Our Bible word calls for change and it does it quite harshly because it says: “Command those who are rich.” Now, at this point, I would like to say that Apostle here did not address the riches of these individuals, but rather the attitudes they portrayed in the congregation that was not according to the teachings and the gospel of Christ. We remember that Jesus said: “…love one another as I have loved you.” and that was not happening in these congregations by those who felt they were better than others because of what they possessed. And, I would like to say that those who are blessed with natural affluence need not feel guilty over what they possess. Our Bible word says that God gives richly to enjoy. So, enjoy it! God blessed you with it; use it and use it wisely.

But, we are admonished to do good and to be rich in good works. What are these good works that we are admonished to do? It says in our Bible word: “Let them do good, that they be rich in good works, ready to give.” What can we give? We can give our offerings. It is a good work. And it brings to mind that which is written in Luke 21: the widow’s mite. Here, whilst our Bible word speaks of the rich, Luke 21 speaks of when Jesus looked up and saw those who were rich offering, but He also saw this woman offering. So, our desire to offer should be in every one of us, whether we are rich or poor. And we never want to do this because we feel obligated to do it, but rather a need to bring thanks to God. And when we do this, we firstly acknowledge God who is the giver of all good gifts, and we acknowledge that what we have comes from Him – He opened the gates of blessing and we want to say thank you to Him by bringing our offerings to Him – our offerings of thanks.

Another thing that we can give to God is our time and our talents. We can ask our Rector what we can do to bring joy in our congregations. We can speak to our section Priest and ask him how we can help in the section.
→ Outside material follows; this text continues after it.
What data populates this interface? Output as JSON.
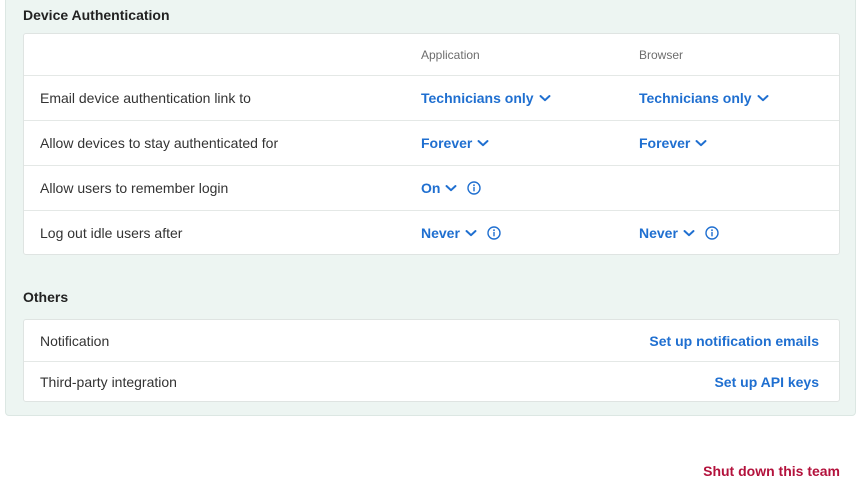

And I think a very important part in the work of a congregation is the work in Sunday School because there we build the foundation of the future of God’s work – a very important work. And now in this COVID period, we see the effort that is put into the lessons so that our children can be equipped with the knowledge of Christ and God. And we want to be part of that joy and building and securing the future of the work of God.
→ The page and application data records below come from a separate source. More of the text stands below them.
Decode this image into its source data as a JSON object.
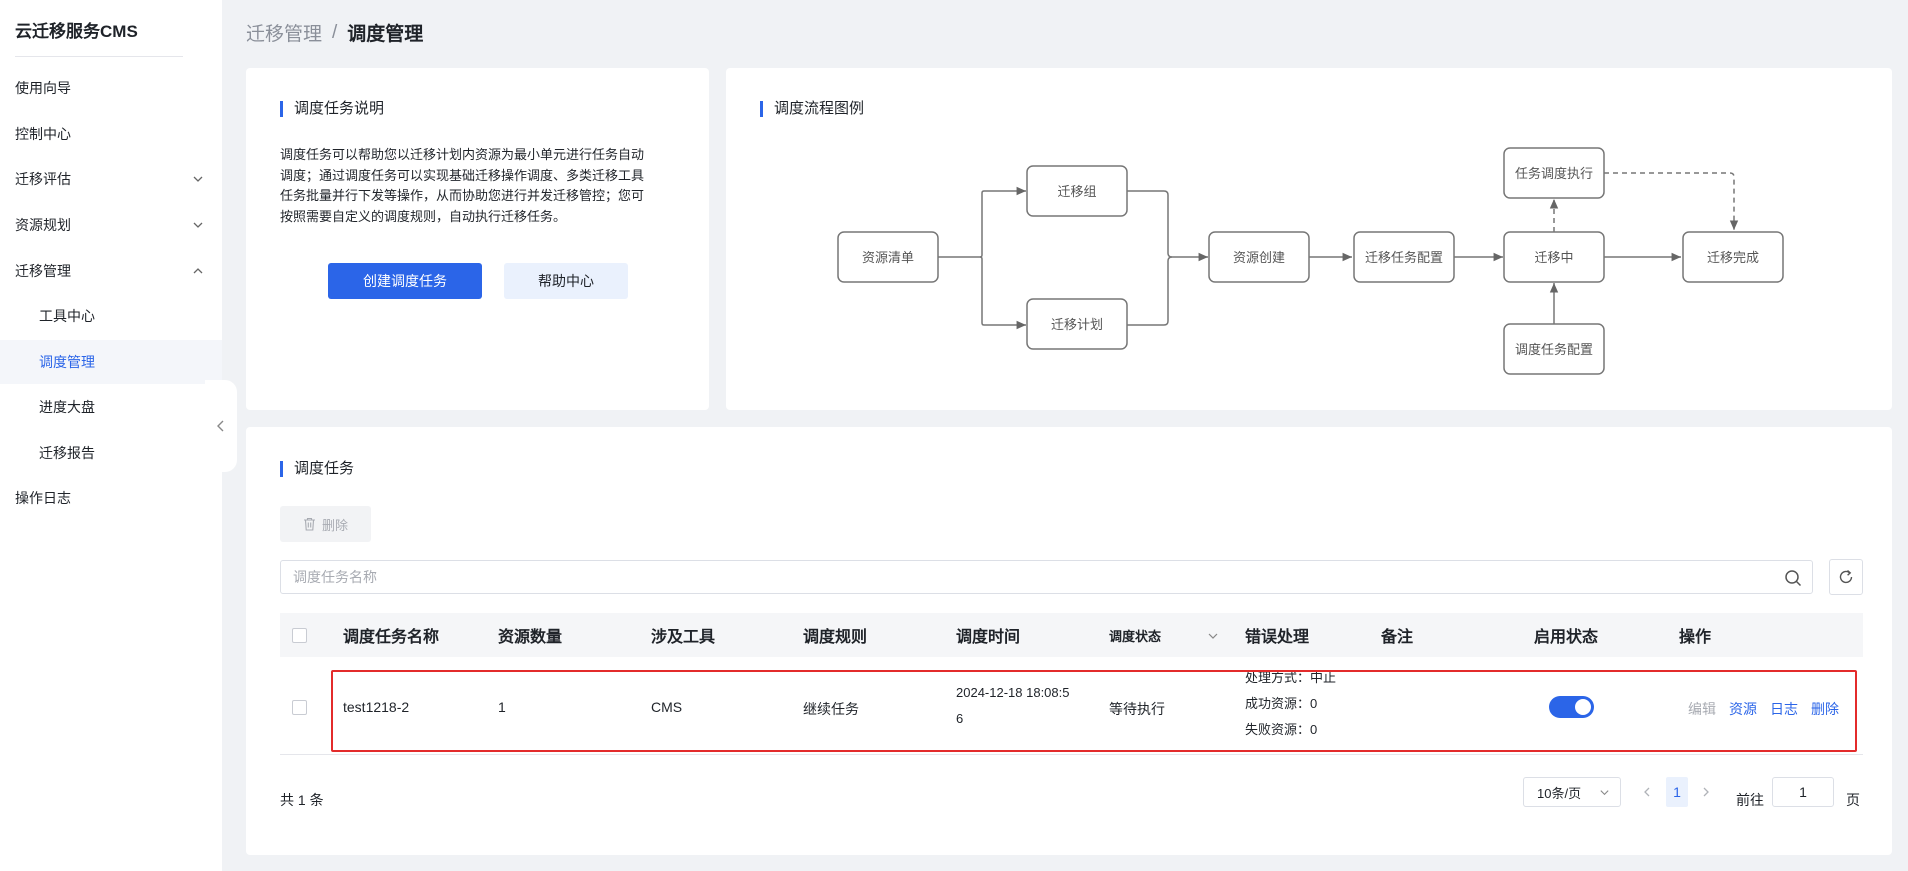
{
  "app": {
    "title": "云迁移服务CMS"
  },
  "sidebar": {
    "items": [
      {
        "label": "使用向导"
      },
      {
        "label": "控制中心"
      },
      {
        "label": "迁移评估"
      },
      {
        "label": "资源规划"
      },
      {
        "label": "迁移管理"
      },
      {
        "label": "工具中心"
      },
      {
        "label": "调度管理"
      },
      {
        "label": "进度大盘"
      },
      {
        "label": "迁移报告"
      },
      {
        "label": "操作日志"
      }
    ],
    "active_item": "调度管理"
  },
  "breadcrumb": {
    "parent": "迁移管理",
    "separator": "/",
    "current": "调度管理"
  },
  "intro": {
    "title": "调度任务说明",
    "lines": [
      "调度任务可以帮助您以迁移计划内资源为最小单元进行任务自动",
      "调度；通过调度任务可以实现基础迁移操作调度、多类迁移工具",
      "任务批量并行下发等操作，从而协助您进行并发迁移管控；您可",
      "按照需要自定义的调度规则，自动执行迁移任务。"
    ],
    "create_button": "创建调度任务",
    "help_button": "帮助中心"
  },
  "flow": {
    "title": "调度流程图例",
    "nodes": {
      "resource_list": "资源清单",
      "group": "迁移组",
      "plan": "迁移计划",
      "create": "资源创建",
      "task_config": "迁移任务配置",
      "migrating": "迁移中",
      "schedule_exec": "任务调度执行",
      "schedule_config": "调度任务配置",
      "done": "迁移完成"
    }
  },
  "tasks": {
    "title": "调度任务",
    "delete_button": "删除",
    "search_placeholder": "调度任务名称",
    "columns": [
      "调度任务名称",
      "资源数量",
      "涉及工具",
      "调度规则",
      "调度时间",
      "调度状态",
      "错误处理",
      "备注",
      "启用状态",
      "操作"
    ],
    "rows": [
      {
        "name": "test1218-2",
        "resource_count": "1",
        "tool": "CMS",
        "rule": "继续任务",
        "time_line1": "2024-12-18 18:08:5",
        "time_line2": "6",
        "status": "等待执行",
        "error_mode": "处理方式：中止",
        "success": "成功资源：0",
        "failed": "失败资源：0",
        "remark": "",
        "enabled": true,
        "ops": [
          "编辑",
          "资源",
          "日志",
          "删除"
        ]
      }
    ],
    "pagination": {
      "total": "共 1 条",
      "page_size": "10条/页",
      "current_page": "1",
      "goto_label": "前往",
      "goto_value": "1",
      "page_suffix": "页"
    }
  },
  "colors": {
    "accent": "#2b65e8",
    "highlight": "#e32b2b"
  }
}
Our Bible word also speaks of “ready to give, willing to share.” What can we share? We live through a beautiful time even though we are living in a pandemic and through a very cold period. And we experienced how willing members and human beings are to share with others who were in need. And at this point, allow me to say thank you to you on behalf of the church for that which you have done. We have also had beautiful experiences in this venture that those who received perhaps a loaf of bread, and the person said thank you for this, but that they would also share it with their neighbour because there is also a need. Even that little bit they received they were willing to share. And that was beautiful that we shared that which we had and could give to others.

Dear brothers and sisters, we can also share God’s grace, God’s word, by sharing it with our neighbour. On Sunday, we will celebrate friendship day service. We can share that joy of being part of this congregation. We cannot invite them to the church because we are limited, but we can invite them by saying to them come and share with us in the joy in the congregation. Come and share in this friendship day service by offering them the link to the divine service. Dear brothers and sisters, so we can become rich in good works by giving and by sharing that which our heavenly Father has given us.
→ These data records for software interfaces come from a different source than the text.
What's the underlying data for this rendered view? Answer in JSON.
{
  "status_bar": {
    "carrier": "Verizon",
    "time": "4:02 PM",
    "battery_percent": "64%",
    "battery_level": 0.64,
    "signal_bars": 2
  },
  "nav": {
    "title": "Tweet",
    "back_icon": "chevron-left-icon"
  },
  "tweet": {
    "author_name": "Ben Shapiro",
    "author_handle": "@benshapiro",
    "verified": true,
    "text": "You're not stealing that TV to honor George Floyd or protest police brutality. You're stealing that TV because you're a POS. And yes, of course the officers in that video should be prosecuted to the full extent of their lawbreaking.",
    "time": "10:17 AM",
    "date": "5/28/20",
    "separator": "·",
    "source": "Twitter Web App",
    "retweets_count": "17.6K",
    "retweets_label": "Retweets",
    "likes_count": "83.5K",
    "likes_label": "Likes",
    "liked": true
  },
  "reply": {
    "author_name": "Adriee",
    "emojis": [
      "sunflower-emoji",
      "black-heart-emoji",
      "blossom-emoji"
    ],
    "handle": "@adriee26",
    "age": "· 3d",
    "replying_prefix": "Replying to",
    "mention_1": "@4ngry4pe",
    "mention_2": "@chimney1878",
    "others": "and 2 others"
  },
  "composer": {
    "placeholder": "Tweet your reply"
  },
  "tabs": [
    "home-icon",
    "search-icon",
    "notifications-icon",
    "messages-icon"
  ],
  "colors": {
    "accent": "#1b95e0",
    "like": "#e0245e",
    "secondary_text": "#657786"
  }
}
I would like to summarize the divine service with the following: we are called to change into a new season of Thanksgiving and thankfulness by becoming rich in good works; ready to give and willing to share both our natural and spiritual gifts which God gives us. Amen.

Thoughts from Bishop Trevor Stephens